So I write. And I live the best life I can. I live for my work, for the people who care about me and for me, and yes I am getting medical care and working to improve my body in the ways it can be improved. It cannot be cured. I cannot rub peppermint oil on my neck and fix it. But I can make it nicer, and I am.
Still, I fear the possibility that this nicer way of living will end for me. Thanks to my health crisises last year, that possibility hovers over me still. I have long since abandoned the hope I won’t be in any pain (and no, I don’t need your home remedies that won’t work. I’ve probably already tried them) but that doesn’t mean I need to like it, or aren’t bothered by the idea that I’ll have to be in more of it. If my body is a prison, then I still don’t want to get locked up in solitary.
But life goes on. I’ll still smile. Still have good times. Still have friends. If you’ve known me since 2008, you’ve known me as I am now. Nothing has changed except a confession: every thing I’ve done, good or bad. Every smile. Every book. Every favor. Every day out. It’s all the same me. I don’t need or want pity. You don’t need to say you’re sorry. I’ve been like this. It’s me. I’m still here. Literally nothing has changed. If I could do it then, I can still do it now. So don’t you dare baby me.
However, it is also time to admit that perhaps I didn’t start this path on an equal footing. When my pain and health last year nearly ruined me, that was something that most people around me simply weren't dealing with. And I need to accept that this is the body I’ll be living in, and stop pretending it will be anything other than that.
I don’t know what the future holds. But I’m James Wylder, I’m an internationally touring author, and I live with chronic pain. How ya doin?

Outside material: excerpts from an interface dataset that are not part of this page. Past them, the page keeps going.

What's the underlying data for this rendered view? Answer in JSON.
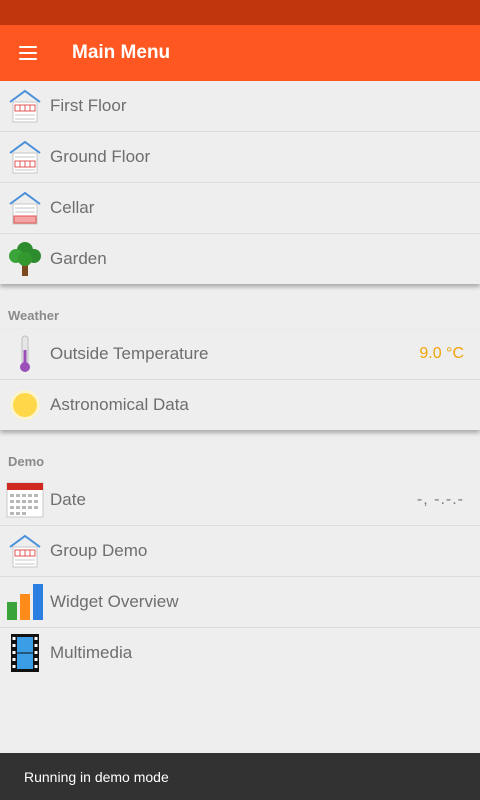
{
  "app_bar": {
    "title": "Main Menu"
  },
  "main_items": [
    {
      "label": "First Floor",
      "icon": "house-icon"
    },
    {
      "label": "Ground Floor",
      "icon": "house-icon"
    },
    {
      "label": "Cellar",
      "icon": "house-icon"
    },
    {
      "label": "Garden",
      "icon": "tree-icon"
    }
  ],
  "weather": {
    "header": "Weather",
    "items": [
      {
        "label": "Outside Temperature",
        "value": "9.0 °C",
        "icon": "thermometer-icon"
      },
      {
        "label": "Astronomical Data",
        "icon": "sun-icon"
      }
    ]
  },
  "demo": {
    "header": "Demo",
    "items": [
      {
        "label": "Date",
        "value": "-, -.-.-",
        "icon": "calendar-icon"
      },
      {
        "label": "Group Demo",
        "icon": "house-icon"
      },
      {
        "label": "Widget Overview",
        "icon": "bar-chart-icon"
      },
      {
        "label": "Multimedia",
        "icon": "film-icon"
      }
    ]
  },
  "snackbar": {
    "text": "Running in demo mode"
  },
  "colors": {
    "app_bar": "#ff5722",
    "status_bar": "#c1360d",
    "value_accent": "#f0a30a",
    "snackbar": "#323232"
  }
}
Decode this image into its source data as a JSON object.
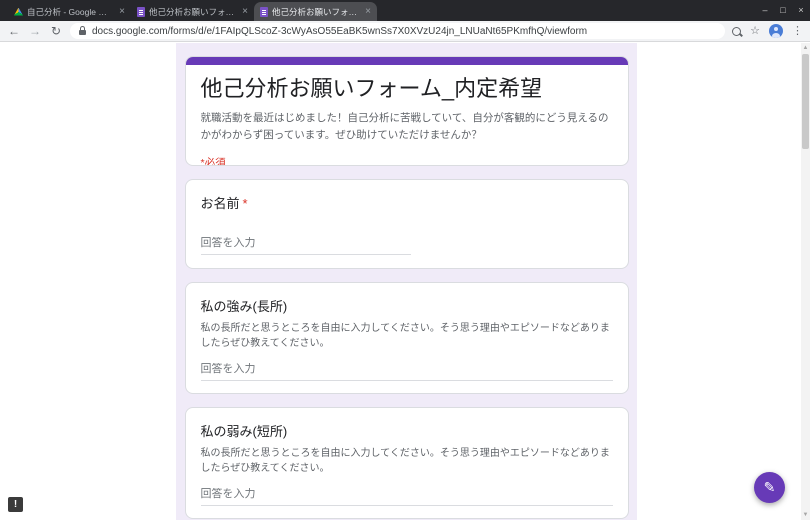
{
  "browser": {
    "tabs": [
      {
        "label": "自己分析 - Google ドライブ"
      },
      {
        "label": "他己分析お願いフォーム_内定希望"
      },
      {
        "label": "他己分析お願いフォーム_内定希望"
      }
    ],
    "url": "docs.google.com/forms/d/e/1FAIpQLScoZ-3cWyAsO55EaBK5wnSs7X0XVzU24jn_LNUaNt65PKmfhQ/viewform"
  },
  "icons": {
    "back": "←",
    "forward": "→",
    "reload": "↻",
    "close_tab": "×",
    "minimize": "–",
    "maximize": "□",
    "close_window": "×",
    "star": "☆",
    "menu": "⋮",
    "pencil": "✎",
    "alert": "!",
    "scroll_up": "▲",
    "scroll_down": "▼"
  },
  "form": {
    "title": "他己分析お願いフォーム_内定希望",
    "description": "就職活動を最近はじめました！自己分析に苦戦していて、自分が客観的にどう見えるのかがわからず困っています。ぜひ助けていただけませんか？",
    "required_note": "*必須",
    "required_mark": "*",
    "questions": [
      {
        "label": "お名前",
        "placeholder": "回答を入力"
      },
      {
        "label": "私の強み(長所)",
        "description": "私の長所だと思うところを自由に入力してください。そう思う理由やエピソードなどありましたらぜひ教えてください。",
        "placeholder": "回答を入力"
      },
      {
        "label": "私の弱み(短所)",
        "description": "私の長所だと思うところを自由に入力してください。そう思う理由やエピソードなどありましたらぜひ教えてください。",
        "placeholder": "回答を入力"
      }
    ]
  },
  "colors": {
    "theme": "#673ab7",
    "page_background": "#f0ebf8",
    "required": "#d93025"
  }
}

Leave a Reply.
Poet, Playwright, Game Designer, Writer, Freelancer for hire.